His warning came less than two hours after Mr Major had again highlighted hopes for peace by repeating in the Commons that the Government 'wished to know' if the IRA were prepared to end violence for good.
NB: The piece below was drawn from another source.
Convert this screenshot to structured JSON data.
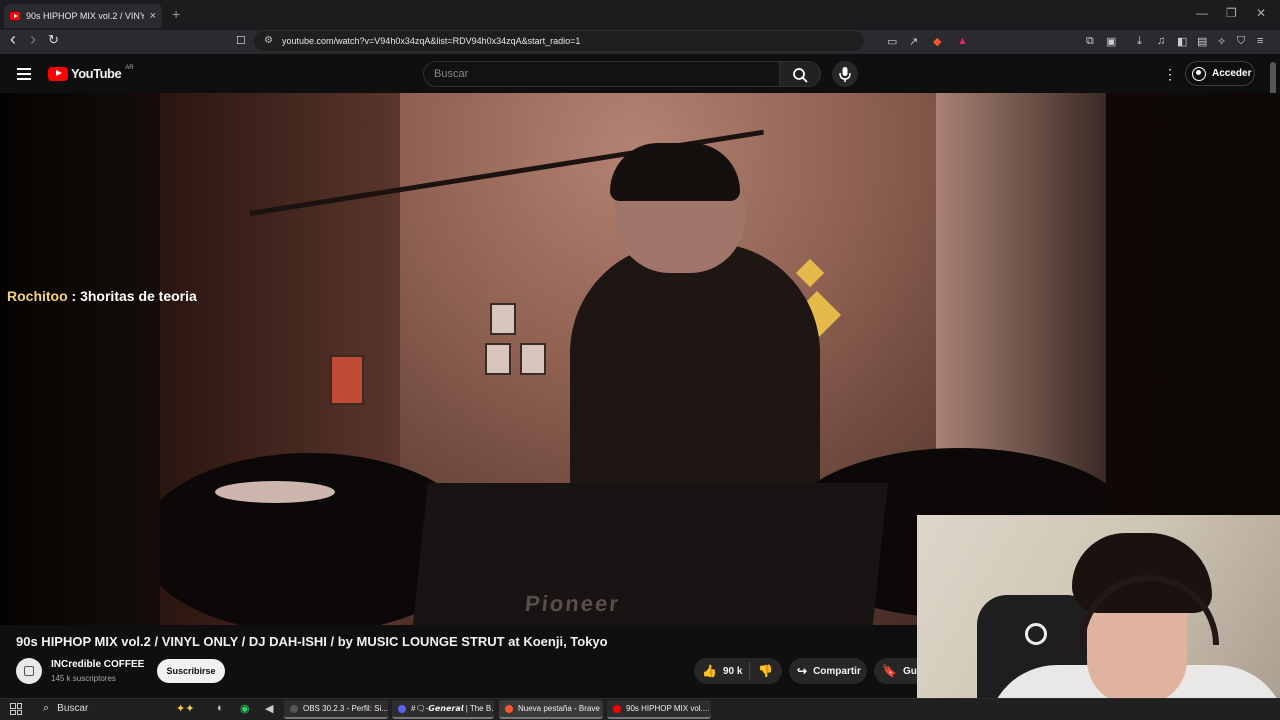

Mr Major said it was right to put that question 'when there do seem to be some suggestions that the IRA may be thinking about an end to violence'. Such 'suggestions' - publicly mentioned by Mr Major for the first time yesterday - appear to stem both from intelligence reports and the account given him by Mr Reynolds of the talks between Mr Adams and John Hume, leader of the Social Democratic and Labour Party.

Mr Major insisted that the Government needed a 'clear and unqualified answer' from the IRA which respected the 'vital principle' that Northern Ireland's status cannot change without the consent of its people.

Mr Molyneaux's intervention, which is certain to be taken seriously by the Prime Minister, may increase difficulties in fixing a date and a common line between London and Dublin for Mr Reynolds' summit with Mr Major next month.

While the Government has been more prepared to discount the opposition of the hardline Democratic Unionist Party - whose leader, Ian Paisley, Mr Major has agreed to meet today - Mr Molyneaux's Ulster Unionist Party, with nine MPs, has an accord with Mr Major which he regards as pivotal in ensuring a clear parliamentary majority.

Support for Major, page 8

Leading article, page 17

Broadcasting ban, page 25